Start of Block
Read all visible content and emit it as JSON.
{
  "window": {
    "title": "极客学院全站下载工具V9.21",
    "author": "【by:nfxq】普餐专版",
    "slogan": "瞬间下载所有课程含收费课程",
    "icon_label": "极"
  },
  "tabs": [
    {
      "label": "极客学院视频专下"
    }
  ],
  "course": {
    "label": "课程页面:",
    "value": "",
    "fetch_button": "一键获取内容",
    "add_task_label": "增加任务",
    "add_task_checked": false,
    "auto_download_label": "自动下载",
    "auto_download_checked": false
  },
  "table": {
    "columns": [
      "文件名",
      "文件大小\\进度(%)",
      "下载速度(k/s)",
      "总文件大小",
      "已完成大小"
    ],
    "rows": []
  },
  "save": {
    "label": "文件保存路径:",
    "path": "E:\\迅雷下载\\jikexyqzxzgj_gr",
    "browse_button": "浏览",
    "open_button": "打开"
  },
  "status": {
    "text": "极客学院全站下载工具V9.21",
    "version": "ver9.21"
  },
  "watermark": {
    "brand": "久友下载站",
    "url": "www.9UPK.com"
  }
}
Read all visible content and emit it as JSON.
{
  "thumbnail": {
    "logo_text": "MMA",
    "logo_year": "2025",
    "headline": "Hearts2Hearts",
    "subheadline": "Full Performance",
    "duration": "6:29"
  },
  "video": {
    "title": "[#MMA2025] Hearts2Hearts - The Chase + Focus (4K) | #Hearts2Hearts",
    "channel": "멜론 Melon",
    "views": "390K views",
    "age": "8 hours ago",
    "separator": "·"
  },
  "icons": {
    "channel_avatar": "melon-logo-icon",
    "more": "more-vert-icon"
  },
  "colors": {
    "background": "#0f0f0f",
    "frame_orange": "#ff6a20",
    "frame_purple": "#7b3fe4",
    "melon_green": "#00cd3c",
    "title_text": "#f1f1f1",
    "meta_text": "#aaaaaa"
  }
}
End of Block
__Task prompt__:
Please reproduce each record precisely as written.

__Output below__:
Read all visible content and emit it as JSON.
{
  "window": {
    "title": "极客学院全站下载工具V9.21",
    "author": "【by:nfxq】普餐专版",
    "slogan": "瞬间下载所有课程含收费课程",
    "icon_label": "极"
  },
  "tabs": [
    {
      "label": "极客学院视频专下"
    }
  ],
  "course": {
    "label": "课程页面:",
    "value": "",
    "fetch_button": "一键获取内容",
    "add_task_label": "增加任务",
    "add_task_checked": false,
    "auto_download_label": "自动下载",
    "auto_download_checked": false
  },
  "table": {
    "columns": [
      "文件名",
      "文件大小\\进度(%)",
      "下载速度(k/s)",
      "总文件大小",
      "已完成大小"
    ],
    "rows": []
  },
  "save": {
    "label": "文件保存路径:",
    "path": "E:\\迅雷下载\\jikexyqzxzgj_gr",
    "browse_button": "浏览",
    "open_button": "打开"
  },
  "status": {
    "text": "极客学院全站下载工具V9.21",
    "version": "ver9.21"
  },
  "watermark": {
    "brand": "久友下载站",
    "url": "www.9UPK.com"
  }
}
Read all visible content and emit it as JSON.
{
  "thumbnail": {
    "logo_text": "MMA",
    "logo_year": "2025",
    "headline": "Hearts2Hearts",
    "subheadline": "Full Performance",
    "duration": "6:29"
  },
  "video": {
    "title": "[#MMA2025] Hearts2Hearts - The Chase + Focus (4K) | #Hearts2Hearts",
    "channel": "멜론 Melon",
    "views": "390K views",
    "age": "8 hours ago",
    "separator": "·"
  },
  "icons": {
    "channel_avatar": "melon-logo-icon",
    "more": "more-vert-icon"
  },
  "colors": {
    "background": "#0f0f0f",
    "frame_orange": "#ff6a20",
    "frame_purple": "#7b3fe4",
    "melon_green": "#00cd3c",
    "title_text": "#f1f1f1",
    "meta_text": "#aaaaaa"
  }
}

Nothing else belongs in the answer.